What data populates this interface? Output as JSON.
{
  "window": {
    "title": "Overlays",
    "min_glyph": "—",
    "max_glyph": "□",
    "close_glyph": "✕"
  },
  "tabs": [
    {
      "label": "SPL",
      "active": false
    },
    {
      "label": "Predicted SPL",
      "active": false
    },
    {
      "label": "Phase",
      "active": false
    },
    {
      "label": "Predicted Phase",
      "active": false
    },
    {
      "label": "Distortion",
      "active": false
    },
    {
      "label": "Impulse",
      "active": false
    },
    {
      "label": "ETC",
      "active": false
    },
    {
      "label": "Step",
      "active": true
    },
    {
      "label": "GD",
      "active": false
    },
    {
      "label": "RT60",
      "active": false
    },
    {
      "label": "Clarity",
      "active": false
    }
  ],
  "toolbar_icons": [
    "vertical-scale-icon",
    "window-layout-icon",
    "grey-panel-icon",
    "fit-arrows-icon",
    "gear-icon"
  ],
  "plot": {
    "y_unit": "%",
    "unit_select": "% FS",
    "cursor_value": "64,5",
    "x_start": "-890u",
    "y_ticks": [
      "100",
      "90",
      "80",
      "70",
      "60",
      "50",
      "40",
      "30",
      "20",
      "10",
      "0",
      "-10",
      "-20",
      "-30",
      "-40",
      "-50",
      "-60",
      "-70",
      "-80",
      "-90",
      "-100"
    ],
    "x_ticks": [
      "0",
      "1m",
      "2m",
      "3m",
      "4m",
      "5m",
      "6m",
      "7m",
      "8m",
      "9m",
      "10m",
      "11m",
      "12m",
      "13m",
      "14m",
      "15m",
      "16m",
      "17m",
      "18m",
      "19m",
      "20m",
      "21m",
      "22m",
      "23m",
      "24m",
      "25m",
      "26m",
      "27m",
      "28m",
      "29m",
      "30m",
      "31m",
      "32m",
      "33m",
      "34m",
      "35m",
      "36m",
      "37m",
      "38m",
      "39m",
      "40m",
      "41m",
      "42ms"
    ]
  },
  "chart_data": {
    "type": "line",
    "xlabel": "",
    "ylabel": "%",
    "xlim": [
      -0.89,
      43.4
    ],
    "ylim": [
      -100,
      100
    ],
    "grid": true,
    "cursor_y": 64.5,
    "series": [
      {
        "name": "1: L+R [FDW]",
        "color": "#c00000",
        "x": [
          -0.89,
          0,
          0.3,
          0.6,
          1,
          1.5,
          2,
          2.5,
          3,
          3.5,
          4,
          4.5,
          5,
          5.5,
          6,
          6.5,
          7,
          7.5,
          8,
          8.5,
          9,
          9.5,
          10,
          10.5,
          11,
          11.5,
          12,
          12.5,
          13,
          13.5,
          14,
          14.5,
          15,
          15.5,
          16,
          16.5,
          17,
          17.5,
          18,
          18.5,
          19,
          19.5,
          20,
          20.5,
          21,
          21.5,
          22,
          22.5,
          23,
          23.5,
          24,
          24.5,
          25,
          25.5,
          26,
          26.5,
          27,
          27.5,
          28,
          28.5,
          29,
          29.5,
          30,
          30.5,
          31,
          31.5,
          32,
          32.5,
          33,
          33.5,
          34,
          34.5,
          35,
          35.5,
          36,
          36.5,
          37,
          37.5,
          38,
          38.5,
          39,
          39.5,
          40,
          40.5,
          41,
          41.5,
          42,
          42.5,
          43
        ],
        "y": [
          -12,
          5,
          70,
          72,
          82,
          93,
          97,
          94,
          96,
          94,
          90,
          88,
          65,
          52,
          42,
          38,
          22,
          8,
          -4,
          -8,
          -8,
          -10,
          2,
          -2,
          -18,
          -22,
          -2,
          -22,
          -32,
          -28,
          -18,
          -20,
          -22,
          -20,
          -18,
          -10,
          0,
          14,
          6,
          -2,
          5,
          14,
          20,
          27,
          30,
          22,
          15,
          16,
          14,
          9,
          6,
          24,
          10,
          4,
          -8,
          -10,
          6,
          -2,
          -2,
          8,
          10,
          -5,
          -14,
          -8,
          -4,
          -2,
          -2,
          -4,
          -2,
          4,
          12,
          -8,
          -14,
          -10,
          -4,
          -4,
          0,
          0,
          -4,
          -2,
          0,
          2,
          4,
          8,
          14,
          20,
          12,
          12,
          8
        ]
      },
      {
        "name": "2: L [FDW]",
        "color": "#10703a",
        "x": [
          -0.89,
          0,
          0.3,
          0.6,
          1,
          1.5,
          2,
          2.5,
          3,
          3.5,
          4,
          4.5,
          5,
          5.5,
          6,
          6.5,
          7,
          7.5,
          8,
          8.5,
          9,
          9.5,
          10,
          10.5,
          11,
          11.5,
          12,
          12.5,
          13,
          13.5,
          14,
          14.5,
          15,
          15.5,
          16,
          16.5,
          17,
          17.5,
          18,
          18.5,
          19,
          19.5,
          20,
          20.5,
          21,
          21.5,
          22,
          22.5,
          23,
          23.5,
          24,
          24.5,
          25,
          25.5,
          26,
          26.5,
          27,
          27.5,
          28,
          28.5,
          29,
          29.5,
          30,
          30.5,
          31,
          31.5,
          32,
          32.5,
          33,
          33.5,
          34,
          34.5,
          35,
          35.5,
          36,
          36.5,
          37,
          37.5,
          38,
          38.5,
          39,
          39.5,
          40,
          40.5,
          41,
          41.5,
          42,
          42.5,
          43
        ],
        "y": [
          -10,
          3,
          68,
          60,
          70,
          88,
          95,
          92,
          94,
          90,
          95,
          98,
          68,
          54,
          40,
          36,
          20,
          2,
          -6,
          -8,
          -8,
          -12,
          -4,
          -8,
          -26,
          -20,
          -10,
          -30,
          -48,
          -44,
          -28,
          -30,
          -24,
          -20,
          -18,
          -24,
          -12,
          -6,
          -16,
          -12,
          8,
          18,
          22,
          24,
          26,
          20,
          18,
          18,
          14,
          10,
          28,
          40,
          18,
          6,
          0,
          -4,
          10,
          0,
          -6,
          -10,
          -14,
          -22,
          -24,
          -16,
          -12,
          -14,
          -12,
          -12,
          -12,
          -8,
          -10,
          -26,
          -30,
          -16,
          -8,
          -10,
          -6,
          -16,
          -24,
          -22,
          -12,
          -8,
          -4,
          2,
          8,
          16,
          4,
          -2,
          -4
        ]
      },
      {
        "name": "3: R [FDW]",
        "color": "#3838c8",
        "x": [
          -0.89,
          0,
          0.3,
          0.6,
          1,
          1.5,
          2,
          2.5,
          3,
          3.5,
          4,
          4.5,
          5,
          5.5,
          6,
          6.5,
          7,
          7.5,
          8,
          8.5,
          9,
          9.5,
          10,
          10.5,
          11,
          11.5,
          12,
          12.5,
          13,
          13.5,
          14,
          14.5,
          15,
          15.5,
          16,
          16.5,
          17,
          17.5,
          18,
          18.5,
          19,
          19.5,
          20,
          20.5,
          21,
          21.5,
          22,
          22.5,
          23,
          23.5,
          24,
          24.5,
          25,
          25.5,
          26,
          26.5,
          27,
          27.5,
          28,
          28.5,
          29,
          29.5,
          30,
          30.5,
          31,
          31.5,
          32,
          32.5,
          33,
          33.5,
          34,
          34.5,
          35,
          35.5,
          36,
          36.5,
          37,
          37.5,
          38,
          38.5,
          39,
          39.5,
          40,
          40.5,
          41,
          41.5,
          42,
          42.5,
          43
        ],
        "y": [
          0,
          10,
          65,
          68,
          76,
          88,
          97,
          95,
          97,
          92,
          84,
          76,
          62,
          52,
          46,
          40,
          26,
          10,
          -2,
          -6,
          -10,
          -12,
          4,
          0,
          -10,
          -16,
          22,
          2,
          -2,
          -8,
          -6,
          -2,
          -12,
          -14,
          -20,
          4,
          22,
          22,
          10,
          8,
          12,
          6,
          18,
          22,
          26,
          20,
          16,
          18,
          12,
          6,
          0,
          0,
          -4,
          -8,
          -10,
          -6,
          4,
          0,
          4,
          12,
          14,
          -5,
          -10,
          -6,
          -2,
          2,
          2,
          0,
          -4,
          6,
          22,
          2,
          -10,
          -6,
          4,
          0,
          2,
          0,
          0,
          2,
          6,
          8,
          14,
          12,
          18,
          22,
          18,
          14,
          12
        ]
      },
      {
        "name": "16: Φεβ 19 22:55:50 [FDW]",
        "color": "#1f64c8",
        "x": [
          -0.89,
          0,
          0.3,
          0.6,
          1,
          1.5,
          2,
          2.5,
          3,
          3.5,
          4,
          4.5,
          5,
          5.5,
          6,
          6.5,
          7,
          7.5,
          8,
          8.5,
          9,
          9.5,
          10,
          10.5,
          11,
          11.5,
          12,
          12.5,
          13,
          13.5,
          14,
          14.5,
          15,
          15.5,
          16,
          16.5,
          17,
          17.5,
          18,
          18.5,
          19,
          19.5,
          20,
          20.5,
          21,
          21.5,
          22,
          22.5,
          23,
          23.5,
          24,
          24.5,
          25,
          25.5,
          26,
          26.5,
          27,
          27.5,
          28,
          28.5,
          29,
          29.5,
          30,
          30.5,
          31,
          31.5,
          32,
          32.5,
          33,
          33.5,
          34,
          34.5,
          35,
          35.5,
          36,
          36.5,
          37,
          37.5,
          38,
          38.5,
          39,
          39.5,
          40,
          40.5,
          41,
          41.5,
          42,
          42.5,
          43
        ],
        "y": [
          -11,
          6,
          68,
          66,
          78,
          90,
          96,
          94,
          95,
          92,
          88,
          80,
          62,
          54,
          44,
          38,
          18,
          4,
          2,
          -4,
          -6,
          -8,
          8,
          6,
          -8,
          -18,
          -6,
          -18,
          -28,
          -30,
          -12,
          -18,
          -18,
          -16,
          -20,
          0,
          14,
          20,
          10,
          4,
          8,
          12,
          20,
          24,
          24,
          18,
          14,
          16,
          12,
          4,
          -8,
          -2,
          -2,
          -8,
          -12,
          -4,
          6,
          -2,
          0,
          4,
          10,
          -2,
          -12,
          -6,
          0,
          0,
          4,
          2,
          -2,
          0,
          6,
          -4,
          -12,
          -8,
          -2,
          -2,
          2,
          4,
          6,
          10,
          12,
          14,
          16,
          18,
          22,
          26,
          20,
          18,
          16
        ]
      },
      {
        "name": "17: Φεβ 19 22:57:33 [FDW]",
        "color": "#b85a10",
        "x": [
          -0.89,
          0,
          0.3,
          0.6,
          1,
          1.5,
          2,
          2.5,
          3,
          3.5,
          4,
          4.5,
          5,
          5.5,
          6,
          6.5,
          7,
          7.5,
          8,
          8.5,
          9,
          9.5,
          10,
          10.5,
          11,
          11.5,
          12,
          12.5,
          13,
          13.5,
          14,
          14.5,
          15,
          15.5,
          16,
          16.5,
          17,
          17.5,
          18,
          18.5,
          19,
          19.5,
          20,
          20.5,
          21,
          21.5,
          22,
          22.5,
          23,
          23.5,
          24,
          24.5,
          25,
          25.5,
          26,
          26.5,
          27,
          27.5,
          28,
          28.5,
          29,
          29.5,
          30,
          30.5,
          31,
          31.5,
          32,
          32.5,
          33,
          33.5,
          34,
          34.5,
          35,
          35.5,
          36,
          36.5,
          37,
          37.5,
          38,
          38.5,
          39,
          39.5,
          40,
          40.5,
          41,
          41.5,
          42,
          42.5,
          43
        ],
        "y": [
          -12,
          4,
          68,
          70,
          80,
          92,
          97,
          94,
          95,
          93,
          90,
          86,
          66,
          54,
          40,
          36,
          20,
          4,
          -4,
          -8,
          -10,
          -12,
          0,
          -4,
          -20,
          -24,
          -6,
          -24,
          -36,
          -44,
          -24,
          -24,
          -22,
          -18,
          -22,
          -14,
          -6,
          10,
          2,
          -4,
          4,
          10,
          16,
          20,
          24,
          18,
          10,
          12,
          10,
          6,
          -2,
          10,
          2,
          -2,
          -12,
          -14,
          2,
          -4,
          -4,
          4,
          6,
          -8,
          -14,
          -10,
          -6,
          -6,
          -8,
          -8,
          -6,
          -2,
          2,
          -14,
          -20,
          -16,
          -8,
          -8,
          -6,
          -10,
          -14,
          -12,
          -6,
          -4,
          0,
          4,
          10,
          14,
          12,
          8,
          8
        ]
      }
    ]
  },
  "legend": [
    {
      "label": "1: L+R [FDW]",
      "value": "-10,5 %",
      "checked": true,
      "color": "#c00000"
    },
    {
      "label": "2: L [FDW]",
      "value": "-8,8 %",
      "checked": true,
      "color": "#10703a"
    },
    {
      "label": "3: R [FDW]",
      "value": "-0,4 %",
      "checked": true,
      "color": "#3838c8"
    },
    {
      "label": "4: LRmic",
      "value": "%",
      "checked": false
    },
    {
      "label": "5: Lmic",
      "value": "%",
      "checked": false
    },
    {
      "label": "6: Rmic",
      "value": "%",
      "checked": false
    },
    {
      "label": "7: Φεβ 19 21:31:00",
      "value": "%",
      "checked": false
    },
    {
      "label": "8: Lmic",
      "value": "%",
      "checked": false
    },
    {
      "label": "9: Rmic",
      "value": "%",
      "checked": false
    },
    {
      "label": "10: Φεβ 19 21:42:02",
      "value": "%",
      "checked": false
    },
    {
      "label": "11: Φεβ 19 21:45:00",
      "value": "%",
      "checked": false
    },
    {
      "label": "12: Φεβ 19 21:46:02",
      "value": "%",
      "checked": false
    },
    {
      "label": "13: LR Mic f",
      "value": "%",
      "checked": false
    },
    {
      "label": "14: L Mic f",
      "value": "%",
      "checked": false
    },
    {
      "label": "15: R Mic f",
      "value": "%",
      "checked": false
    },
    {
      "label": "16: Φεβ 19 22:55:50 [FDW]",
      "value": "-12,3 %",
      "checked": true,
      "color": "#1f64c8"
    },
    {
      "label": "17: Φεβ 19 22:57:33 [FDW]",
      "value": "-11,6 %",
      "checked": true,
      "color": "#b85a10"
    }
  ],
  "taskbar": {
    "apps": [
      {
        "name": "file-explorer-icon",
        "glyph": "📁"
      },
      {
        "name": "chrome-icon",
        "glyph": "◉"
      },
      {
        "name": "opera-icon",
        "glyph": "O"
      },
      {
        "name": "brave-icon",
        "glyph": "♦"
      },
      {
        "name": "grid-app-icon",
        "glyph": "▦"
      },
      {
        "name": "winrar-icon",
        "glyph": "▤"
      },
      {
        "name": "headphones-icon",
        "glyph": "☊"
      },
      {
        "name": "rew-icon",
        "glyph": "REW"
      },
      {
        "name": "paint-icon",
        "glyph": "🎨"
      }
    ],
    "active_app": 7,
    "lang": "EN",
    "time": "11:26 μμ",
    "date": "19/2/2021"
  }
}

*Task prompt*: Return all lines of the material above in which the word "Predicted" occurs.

*Written answer*:
      "label": "Predicted SPL",
      "label": "Predicted Phase",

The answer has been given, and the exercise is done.